Enright Content Readhead Hen.
North Carolina canvas covered decoys were sold at the 2016 ODCCA Saturday night auction.
Nice examples of classic decoys from western Lake Erie were on display this summer as part of a special exhibit at the Lake Erie Island Historical Museum on South Bass Island.
Ky Kraus Memorial Auction, Sat. March 11, 2017
The auction begins at 6 p.m. in the ballroom and provides a great opportunity to add or subtract to your collection. Click here for more details.
Collectors and Carvers Learn from the Past
By Buck Juhasz
It's important for collectors, whether they are experienced or new to the hobby, to know the history of notable decoy carvers. This knowledge provides the depth you need when you are about to purchase a decoy for your collection. And carvers can learn about the process that makes a decoy collectible. From our ODCCA archives, I have selected two biographies of men from Ohio whose decoys can still be found at shows, estate sales, antique shops and wherever your search may take you.
William Enright Toledo, Ohio, 1913-1979
By Buck Juhasz
Bill Enright of Toledo, Ohio, began making decoys commercially during the late 1930s and continued into the 1960s. Over the span of time he made more decoys for Ohio hunters than any other carver. Indeed, some of these are still in use from Sandusky Bay to the Michigan border – the area where his decoys have been especially popular.
The species he carved were canvasback, redhead, bluebill, mallard, pintail, black duck, and goose. Adding to the variety is the fact that he made many variations of each. Content, low, medium, high and turned heads enhanced the luring quality of Enright's rigs. Bodies varied not only in form, but also in size. In addition he made specific models for certain areas such as Lake St. Clair and Mitchell's Bay. He preferred cork over wood to make his bodies, and he constantly experimented with paints and sealers to obtain the hardest surfaces possible to enhance durability. The graceful yet simple body forms he achieved still serve as timeless models for any hunter who would like to carve his own decoys.
Vernon Rider, Sandusky, Ohio 1912-1983
By Steve Fall

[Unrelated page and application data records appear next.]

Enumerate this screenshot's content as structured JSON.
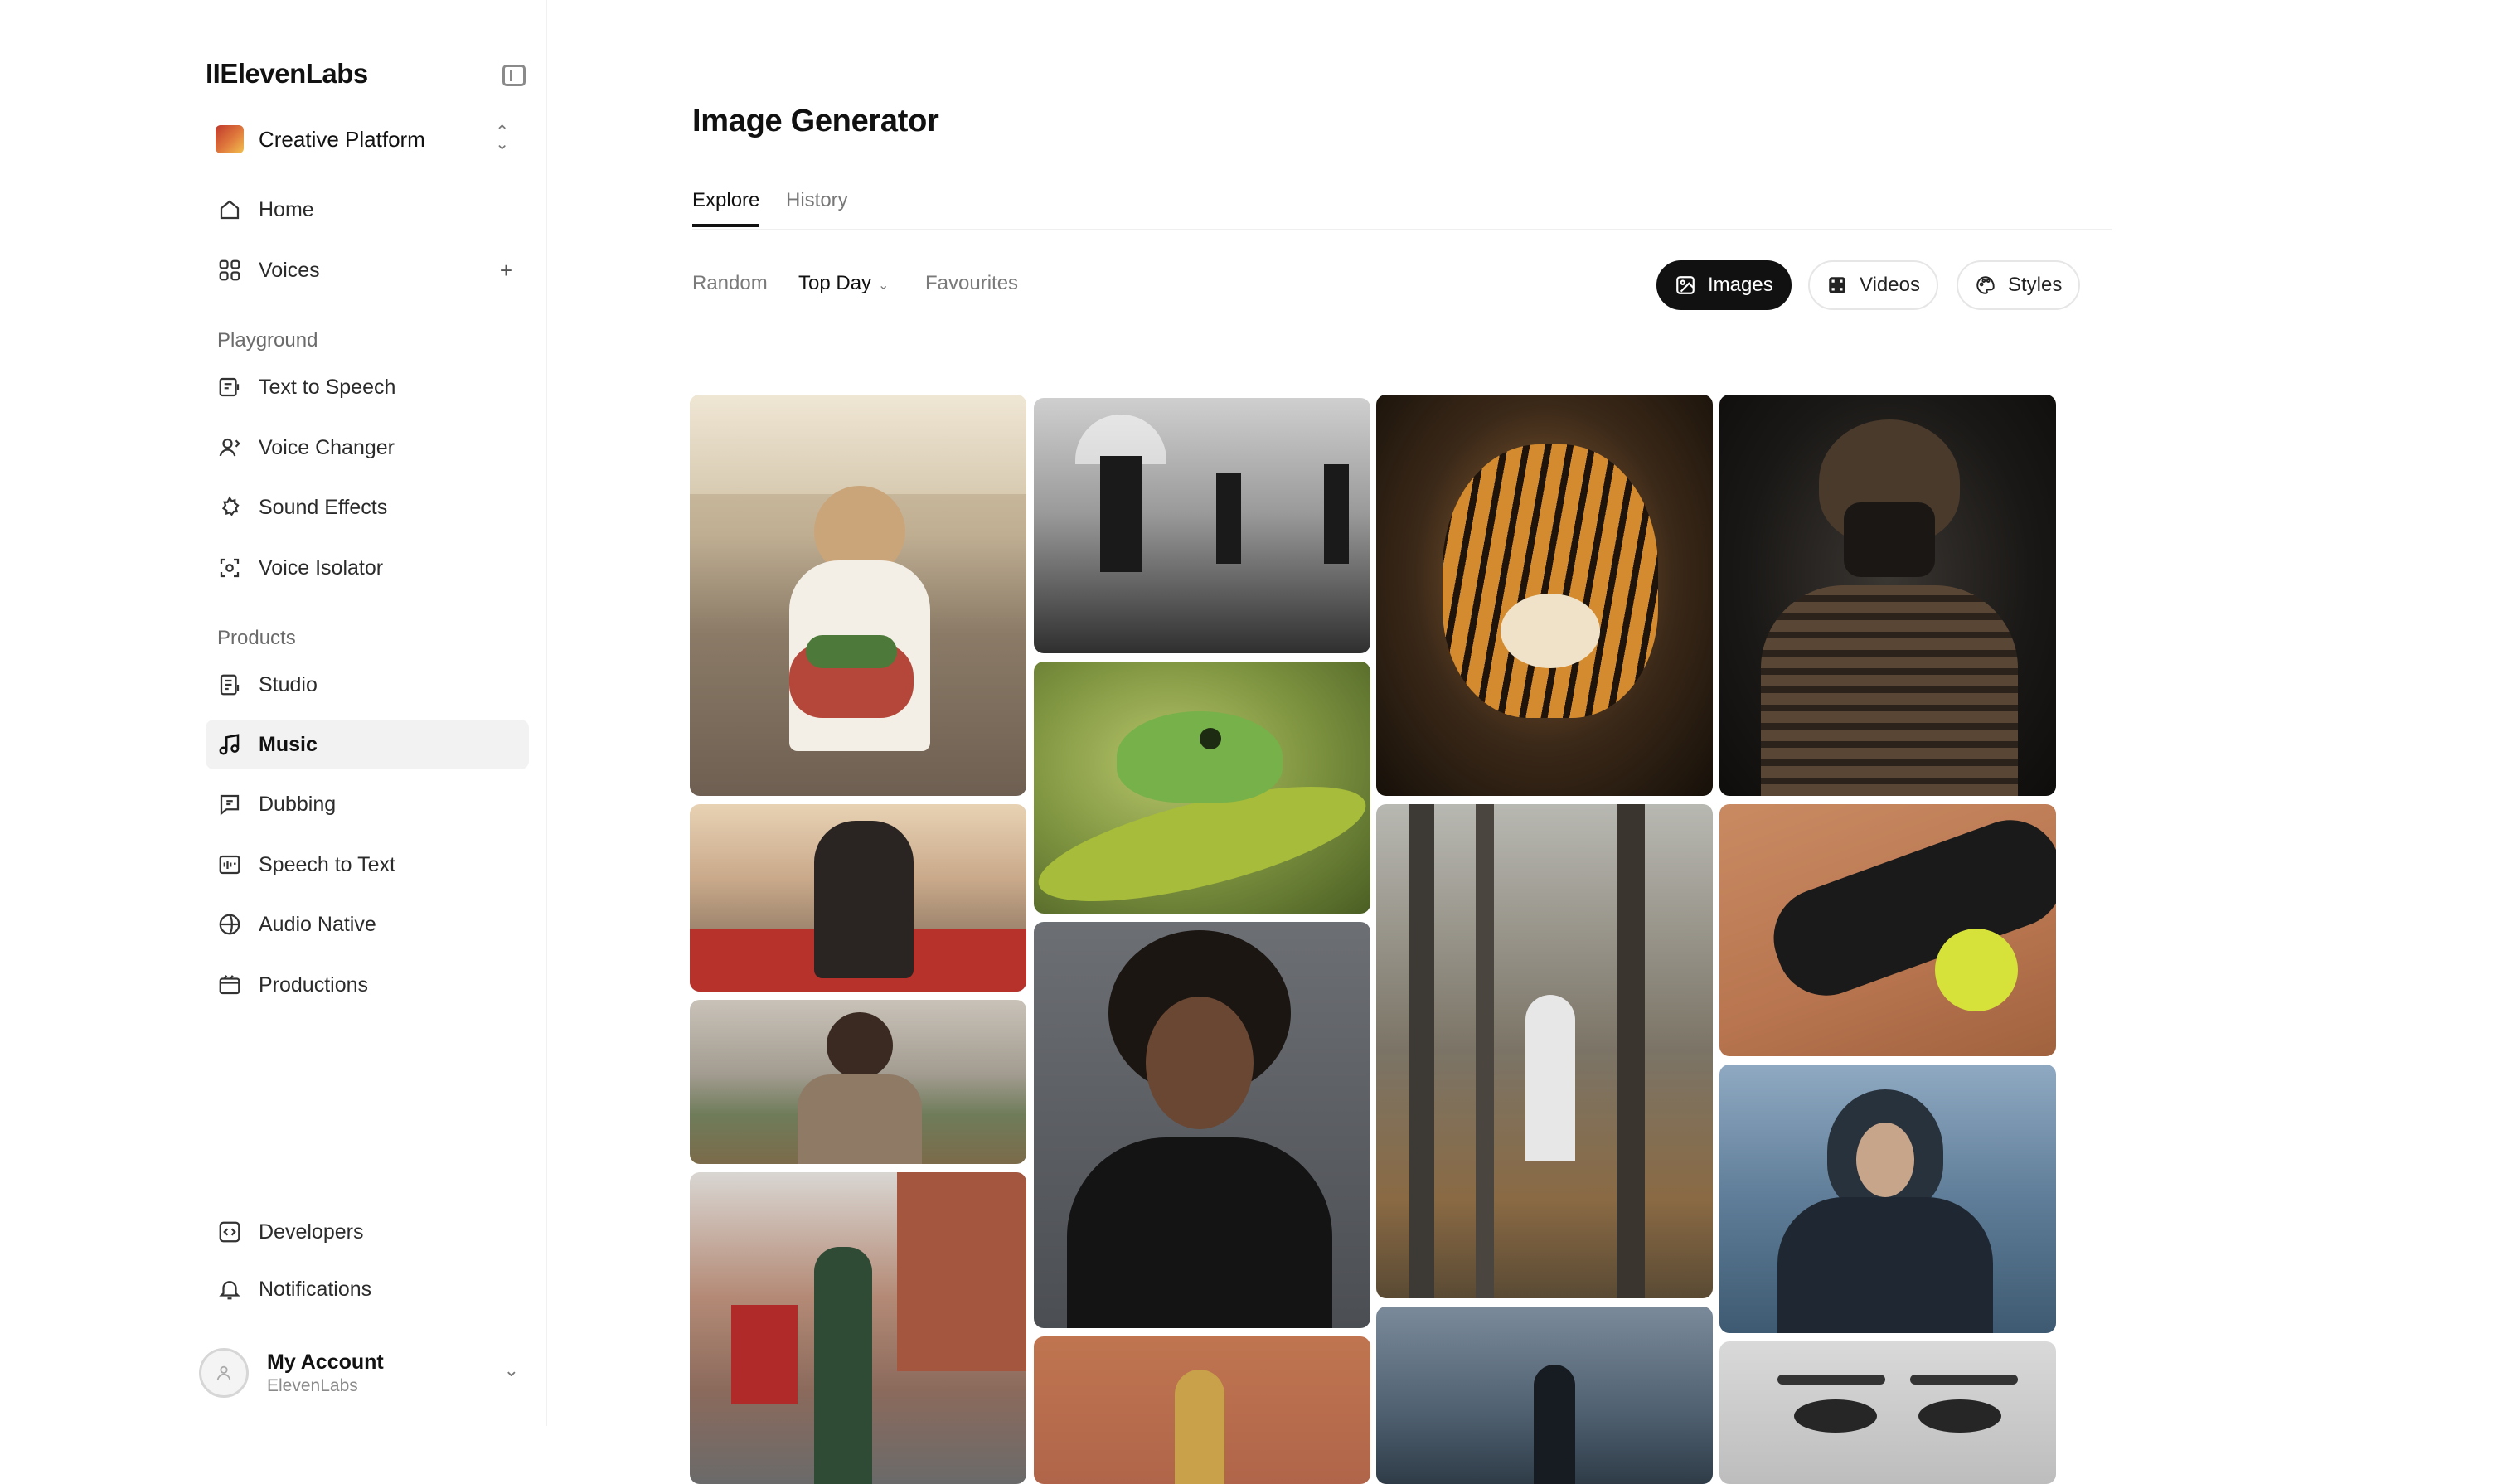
{
  "sidebar": {
    "brand": "IIElevenLabs",
    "workspace": "Creative Platform",
    "items_top": [
      {
        "label": "Home",
        "icon": "home-icon"
      },
      {
        "label": "Voices",
        "icon": "voices-icon"
      }
    ],
    "sections": [
      {
        "title": "Playground",
        "items": [
          {
            "label": "Text to Speech",
            "icon": "text-to-speech-icon"
          },
          {
            "label": "Voice Changer",
            "icon": "voice-changer-icon"
          },
          {
            "label": "Sound Effects",
            "icon": "sound-effects-icon"
          },
          {
            "label": "Voice Isolator",
            "icon": "voice-isolator-icon"
          }
        ]
      },
      {
        "title": "Products",
        "items": [
          {
            "label": "Studio",
            "icon": "studio-icon"
          },
          {
            "label": "Music",
            "icon": "music-icon",
            "active": true
          },
          {
            "label": "Dubbing",
            "icon": "dubbing-icon"
          },
          {
            "label": "Speech to Text",
            "icon": "speech-to-text-icon"
          },
          {
            "label": "Audio Native",
            "icon": "audio-native-icon"
          },
          {
            "label": "Productions",
            "icon": "productions-icon"
          }
        ]
      }
    ],
    "items_bottom": [
      {
        "label": "Developers",
        "icon": "developers-icon"
      },
      {
        "label": "Notifications",
        "icon": "bell-icon"
      }
    ],
    "account": {
      "name": "My Account",
      "org": "ElevenLabs"
    }
  },
  "main": {
    "title": "Image Generator",
    "tabs": [
      {
        "label": "Explore",
        "active": true
      },
      {
        "label": "History",
        "active": false
      }
    ],
    "filters": [
      {
        "label": "Random",
        "active": false
      },
      {
        "label": "Top Day",
        "active": true,
        "dropdown": true
      },
      {
        "label": "Favourites",
        "active": false
      }
    ],
    "media_types": [
      {
        "label": "Images",
        "icon": "image-icon",
        "active": true
      },
      {
        "label": "Videos",
        "icon": "video-icon",
        "active": false
      },
      {
        "label": "Styles",
        "icon": "palette-icon",
        "active": false
      }
    ]
  },
  "colors": {
    "accent": "#111111",
    "muted_text": "#7a7a7a",
    "active_nav_bg": "#f2f2f2"
  }
}
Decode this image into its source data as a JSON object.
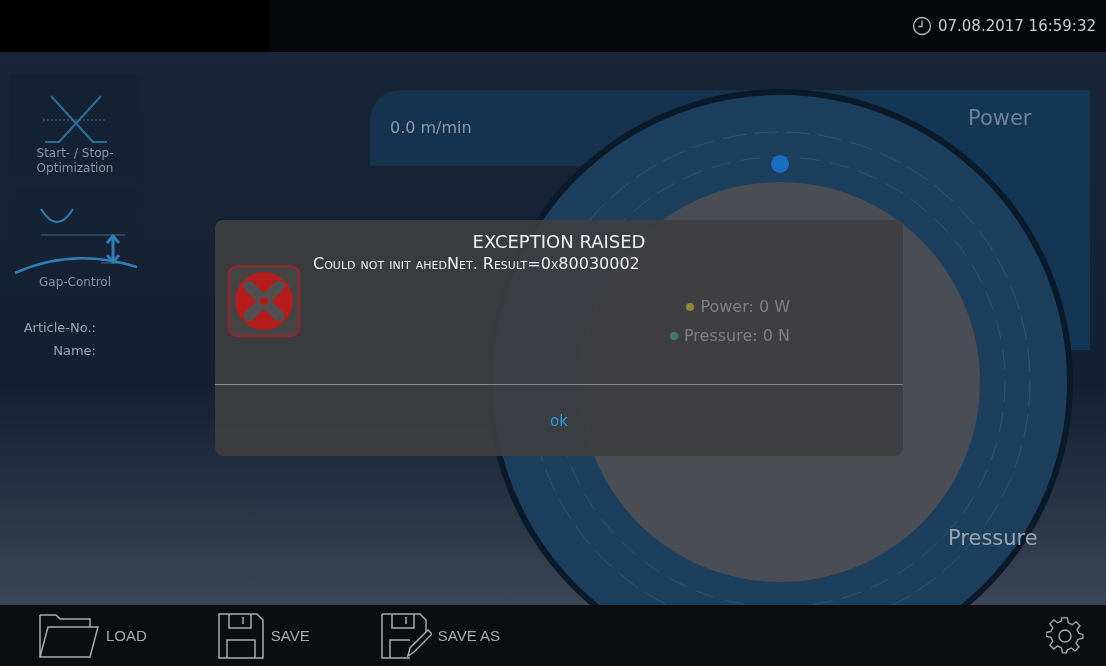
{
  "header": {
    "datetime": "07.08.2017 16:59:32"
  },
  "sidebar": {
    "buttons": [
      {
        "label": "Start- / Stop-Optimization",
        "kind": "optimization"
      },
      {
        "label": "Gap-Control",
        "kind": "gap"
      }
    ],
    "fields": [
      {
        "label": "Article-No.:"
      },
      {
        "label": "Name:"
      }
    ]
  },
  "gauge": {
    "speed": "0.0 m/min",
    "power_label": "Power",
    "pressure_label": "Pressure",
    "legend": [
      {
        "text": "Power: 0 W",
        "color": "#8f8a3a"
      },
      {
        "text": "Pressure: 0 N",
        "color": "#3f7a66"
      }
    ]
  },
  "dialog": {
    "title": "EXCEPTION RAISED",
    "message": "Could not init ahedNet. Result=0x80030002",
    "button": "ok"
  },
  "toolbar": {
    "buttons": [
      {
        "label": "LOAD",
        "kind": "load"
      },
      {
        "label": "SAVE",
        "kind": "save"
      },
      {
        "label": "SAVE AS",
        "kind": "saveas"
      }
    ]
  }
}
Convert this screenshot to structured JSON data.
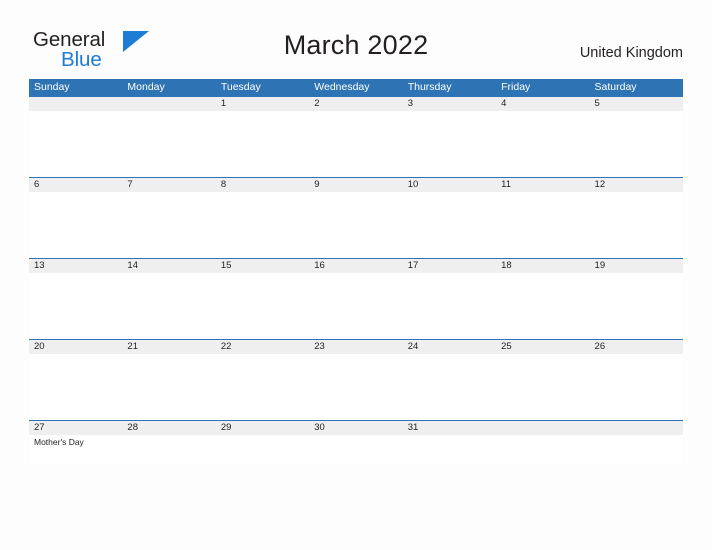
{
  "brand": {
    "name_part1": "General",
    "name_part2": "Blue",
    "flag_icon": "flag-triangle-icon",
    "accent_color": "#1c7cd6"
  },
  "header": {
    "title": "March 2022",
    "country": "United Kingdom"
  },
  "theme": {
    "header_blue": "#2e74b5",
    "band_gray": "#efefef",
    "page_background": "#fdfdfd",
    "text_color": "#231f20"
  },
  "calendar": {
    "month": "March",
    "year": "2022",
    "weekdays": [
      "Sunday",
      "Monday",
      "Tuesday",
      "Wednesday",
      "Thursday",
      "Friday",
      "Saturday"
    ],
    "weeks": [
      {
        "days": [
          {
            "date": "",
            "events": []
          },
          {
            "date": "",
            "events": []
          },
          {
            "date": "1",
            "events": []
          },
          {
            "date": "2",
            "events": []
          },
          {
            "date": "3",
            "events": []
          },
          {
            "date": "4",
            "events": []
          },
          {
            "date": "5",
            "events": []
          }
        ]
      },
      {
        "days": [
          {
            "date": "6",
            "events": []
          },
          {
            "date": "7",
            "events": []
          },
          {
            "date": "8",
            "events": []
          },
          {
            "date": "9",
            "events": []
          },
          {
            "date": "10",
            "events": []
          },
          {
            "date": "11",
            "events": []
          },
          {
            "date": "12",
            "events": []
          }
        ]
      },
      {
        "days": [
          {
            "date": "13",
            "events": []
          },
          {
            "date": "14",
            "events": []
          },
          {
            "date": "15",
            "events": []
          },
          {
            "date": "16",
            "events": []
          },
          {
            "date": "17",
            "events": []
          },
          {
            "date": "18",
            "events": []
          },
          {
            "date": "19",
            "events": []
          }
        ]
      },
      {
        "days": [
          {
            "date": "20",
            "events": []
          },
          {
            "date": "21",
            "events": []
          },
          {
            "date": "22",
            "events": []
          },
          {
            "date": "23",
            "events": []
          },
          {
            "date": "24",
            "events": []
          },
          {
            "date": "25",
            "events": []
          },
          {
            "date": "26",
            "events": []
          }
        ]
      },
      {
        "days": [
          {
            "date": "27",
            "events": [
              "Mother's Day"
            ]
          },
          {
            "date": "28",
            "events": []
          },
          {
            "date": "29",
            "events": []
          },
          {
            "date": "30",
            "events": []
          },
          {
            "date": "31",
            "events": []
          },
          {
            "date": "",
            "events": []
          },
          {
            "date": "",
            "events": []
          }
        ]
      }
    ]
  }
}
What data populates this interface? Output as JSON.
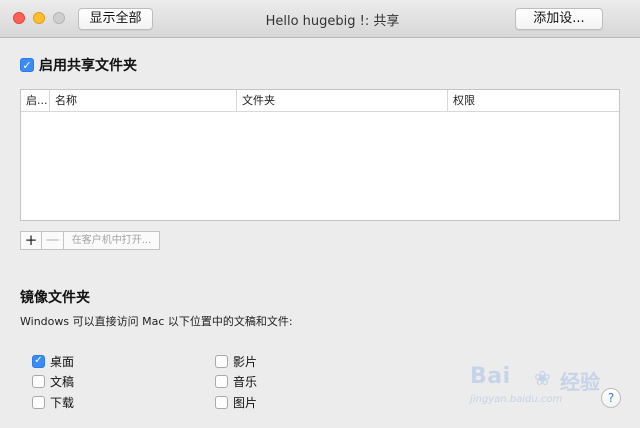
{
  "window": {
    "title": "Hello hugebig !: 共享",
    "show_all_label": "显示全部",
    "add_settings_label": "添加设..."
  },
  "enable_sharing": {
    "label": "启用共享文件夹",
    "checked": true
  },
  "table": {
    "columns": [
      {
        "key": "enabled",
        "label": "启..."
      },
      {
        "key": "name",
        "label": "名称"
      },
      {
        "key": "folder",
        "label": "文件夹"
      },
      {
        "key": "permission",
        "label": "权限"
      }
    ],
    "rows": []
  },
  "toolbar": {
    "add_label": "+",
    "remove_label": "—",
    "open_on_client_label": "在客户机中打开..."
  },
  "mirror": {
    "title": "镜像文件夹",
    "description": "Windows 可以直接访问 Mac 以下位置中的文稿和文件:",
    "options": [
      {
        "label": "桌面",
        "checked": true
      },
      {
        "label": "文稿",
        "checked": false
      },
      {
        "label": "下载",
        "checked": false
      },
      {
        "label": "影片",
        "checked": false
      },
      {
        "label": "音乐",
        "checked": false
      },
      {
        "label": "图片",
        "checked": false
      }
    ]
  },
  "watermark": {
    "logo": "Bai",
    "logo_cn": "经验",
    "url": "jingyan.baidu.com"
  },
  "help": {
    "label": "?"
  },
  "icons": {
    "checkbox_checked": "checkmark-icon",
    "paw": "baidu-paw-icon"
  },
  "colors": {
    "accent": "#3b8cf6",
    "close": "#ff5f57",
    "minimize": "#febc2e",
    "zoom_disabled": "#cfcfcf"
  }
}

Vern Rider, the son of Jack Rider, inherited his father's love of the outdoors. He managed Jim's Place, a resort near his father's marsh outside of Sandusky, Ohio, for 25 years. Like his father, he spent most of his free time hunting and trapping.
Fortunately for today's collectors, Vern also was a collector. He began saving decoys long before it became fashionable to do so. As a result, most of his father's production and that of many other early Ohio carvers was saved from the wood stove or a similar fire. Today, Vern's collection can still be viewed at the Magee Marsh Bird Center, Magee Marsh, Oak Harbor, Ohio. Also on view are decoys by Enright, Sharon, Rider, and Crooks. A visit to the center is worth the drive to view such a diverse and high-quality display of decoys.
Collecting Old Decoys on a Budget
By Buck Juhasz 1989
Despite recent stories in newspapers, magazines and even TV, to the contrary the collecting of old decoys need not be restricted to the wealthy. While some decoys do indeed fetch thousands and tens of thousands of dollars, many very worthy specimens are regularly sold in the fifty to several hundred dollar range.
What explains the wide diversity in decoy prices? As in other art/antique fields the answers are not easy to come by and when they are forthcoming, they often don't make the best of sense.
Fad and fashion often play an out-sized part in establishing values. East Coast decoys for example, tend to bring the most money because the early collector/authors lived there and were most familiar with decoys of the region. Their opinions established a decoy pecking order that even today still holds away in a large extent.
With some exceptions, a decoy's paint work is usually placed well down the list of criterion by the experts. Carving excellence, overall form and historical significance are considered to be far more important. At point of sale, however the lack of original paint, even if it had been the paint-by-numbers variety, is often greatly penalized. If you can overlook the absence of some or even all the original paint, some superb carvings can be had at really modest prices.
Rarity, when it comes to decoys, is often penalized. Common decoys like Masons are easily described, graded, pigeon-holed, and filed, accounting for the high interest and subsequent high prices of Masons. Obscure makers with limited output often escape the notice of collectors who must have the assurance of a famous "name" with their decoys. If you have good and sound instincts, some real bargains can be found in decoys with famous pedigrees.
While much more can be said, the central location of our March show assures a wide range of decoys from which to choose. There are sure to be a number of "good buys" AT ALL PRICE LEVELS fresh to market. See you there!